Holding property and assets within a limited liability company (LLC) is a powerful and flexible option for Self-Directed IRA investors. These entities provide a wide array of possible benefits to Self-Directed IRA owners, including enhanced privacy benefits, asset protection benefits and more choices when it comes time to file taxes.
Many people who hold LLCs within IRAs or a Self-Directed IRA are attracted by the convenience of ‘checkbook control.’ That is, the ability to name the investor as the managing partner of the LLC, which enables the investor to write checks directly from the LLC account to manage the company.
But there are important issues to consider, too, in order to avoid common mistakes that self-directed retirement account aficionados make when they begin integrating LLCs into their retirement strategies:
Attempting to pay yourself from the LLC within the retirement account. Unless you’re taking a distribution, this is nearly always a violation of prohibited transaction rules. You also cannot write checks directly to certain immediate family members: Your spouse, descendants, ascendants or those of your spouse, any advisors who work with you on the IRA in a fiduciary capacity. You also cannot be writing checks to any entities any of these individuals may control. All of these people and entities are disqualified parties by law, and writing checks out to any of these individuals could result in severe taxes and penalties.
The IRS has enforced this provision many times. Unless you’re careful, it’s easy to run afoul of prohibited transaction rules. You cannot make a transaction that you or any other disqualified person will directly benefit from, except in the general sense of increasing the value of your retirement account.
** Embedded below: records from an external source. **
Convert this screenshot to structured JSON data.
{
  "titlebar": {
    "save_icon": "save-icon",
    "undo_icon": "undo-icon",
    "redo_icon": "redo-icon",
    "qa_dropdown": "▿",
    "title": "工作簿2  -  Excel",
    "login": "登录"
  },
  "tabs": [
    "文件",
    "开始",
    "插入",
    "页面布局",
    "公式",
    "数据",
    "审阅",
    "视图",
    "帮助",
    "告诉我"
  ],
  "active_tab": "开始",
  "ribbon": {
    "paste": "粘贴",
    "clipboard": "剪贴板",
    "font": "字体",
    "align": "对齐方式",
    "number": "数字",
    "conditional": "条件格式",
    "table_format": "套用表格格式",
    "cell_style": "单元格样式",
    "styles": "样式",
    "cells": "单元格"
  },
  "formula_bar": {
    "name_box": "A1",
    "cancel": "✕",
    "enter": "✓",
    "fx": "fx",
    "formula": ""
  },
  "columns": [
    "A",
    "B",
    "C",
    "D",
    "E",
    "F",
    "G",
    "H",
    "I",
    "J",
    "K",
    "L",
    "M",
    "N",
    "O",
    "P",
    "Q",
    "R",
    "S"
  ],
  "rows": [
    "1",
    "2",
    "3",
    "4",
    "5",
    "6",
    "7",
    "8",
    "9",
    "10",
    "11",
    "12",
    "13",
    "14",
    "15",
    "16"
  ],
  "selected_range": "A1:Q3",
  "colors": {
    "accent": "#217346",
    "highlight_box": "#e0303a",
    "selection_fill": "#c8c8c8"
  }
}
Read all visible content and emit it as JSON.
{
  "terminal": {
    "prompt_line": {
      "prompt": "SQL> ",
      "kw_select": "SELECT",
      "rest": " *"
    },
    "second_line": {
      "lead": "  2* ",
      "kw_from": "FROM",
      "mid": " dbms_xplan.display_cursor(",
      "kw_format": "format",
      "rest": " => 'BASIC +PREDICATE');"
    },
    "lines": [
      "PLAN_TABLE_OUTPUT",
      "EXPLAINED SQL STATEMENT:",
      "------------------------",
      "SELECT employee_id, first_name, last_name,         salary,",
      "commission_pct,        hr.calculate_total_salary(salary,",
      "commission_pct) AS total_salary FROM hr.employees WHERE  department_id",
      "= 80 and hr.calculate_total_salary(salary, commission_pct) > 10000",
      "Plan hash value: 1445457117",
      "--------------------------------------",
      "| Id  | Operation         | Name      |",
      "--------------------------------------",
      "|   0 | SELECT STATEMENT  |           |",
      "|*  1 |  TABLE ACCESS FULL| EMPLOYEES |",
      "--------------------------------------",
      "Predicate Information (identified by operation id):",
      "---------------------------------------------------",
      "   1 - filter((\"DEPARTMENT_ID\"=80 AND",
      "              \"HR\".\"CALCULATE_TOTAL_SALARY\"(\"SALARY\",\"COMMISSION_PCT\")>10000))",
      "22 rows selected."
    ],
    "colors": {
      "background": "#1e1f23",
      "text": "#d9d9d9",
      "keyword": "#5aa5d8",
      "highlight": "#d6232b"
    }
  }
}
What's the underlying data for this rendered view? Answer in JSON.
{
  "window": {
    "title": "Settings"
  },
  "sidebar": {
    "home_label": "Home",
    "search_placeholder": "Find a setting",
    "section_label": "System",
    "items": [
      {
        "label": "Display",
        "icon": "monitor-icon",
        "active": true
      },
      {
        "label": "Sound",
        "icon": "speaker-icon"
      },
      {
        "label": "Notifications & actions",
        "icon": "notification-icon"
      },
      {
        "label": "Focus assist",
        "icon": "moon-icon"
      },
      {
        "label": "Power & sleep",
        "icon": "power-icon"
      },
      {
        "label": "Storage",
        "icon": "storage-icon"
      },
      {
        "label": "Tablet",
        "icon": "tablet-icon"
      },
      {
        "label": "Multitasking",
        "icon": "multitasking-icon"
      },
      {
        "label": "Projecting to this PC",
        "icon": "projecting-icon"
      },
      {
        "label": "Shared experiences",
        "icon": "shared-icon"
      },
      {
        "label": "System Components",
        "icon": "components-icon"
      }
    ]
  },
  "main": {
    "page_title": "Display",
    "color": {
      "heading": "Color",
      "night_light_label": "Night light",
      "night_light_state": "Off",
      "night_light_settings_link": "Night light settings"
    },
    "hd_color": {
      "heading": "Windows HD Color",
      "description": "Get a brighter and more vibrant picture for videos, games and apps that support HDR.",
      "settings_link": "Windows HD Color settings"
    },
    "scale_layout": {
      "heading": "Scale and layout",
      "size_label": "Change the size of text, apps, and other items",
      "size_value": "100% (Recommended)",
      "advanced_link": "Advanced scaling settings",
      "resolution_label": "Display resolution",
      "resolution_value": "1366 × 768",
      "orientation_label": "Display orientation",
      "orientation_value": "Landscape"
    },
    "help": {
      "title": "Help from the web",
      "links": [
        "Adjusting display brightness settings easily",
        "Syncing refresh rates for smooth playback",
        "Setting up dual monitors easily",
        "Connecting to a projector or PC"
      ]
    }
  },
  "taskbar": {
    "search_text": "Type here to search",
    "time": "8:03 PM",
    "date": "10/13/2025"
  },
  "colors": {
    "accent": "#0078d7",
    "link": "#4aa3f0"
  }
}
Failure to properly draft the operating agreement. Your LLC operating agreement is the primary governing document within your LLC business. There are many ‘generic’ LLC documents you can purchase or download from the Web. But if you hold the LLC within a Self-Directed IRA, 401(k) or other self-directed retirement account, there is specific language your operating agreement must contain in order for it to work within a self-directed retirement account.
Failure to properly establish the LLC. For example, some individuals neglect to complete filing with their state secretaries of state, for example, or properly obtain an EIN from the Internal Revenue Services.
Failure to complete tax forms. Many LLC managers run into trouble by failing to complete and distribute key tax reporting documents including 1099s and K-1s. When you establish an LLC, you may be taking on new and unfamiliar tax and reporting responsibilities, and these can be very tricky for novice business owners.
For these reasons, we suggest using caution when employing LLCs within self-directed retirement accounts. To avoid trouble, you may consider routing transactions through your third party administrator, such as American IRA, rather than writing checks out directly.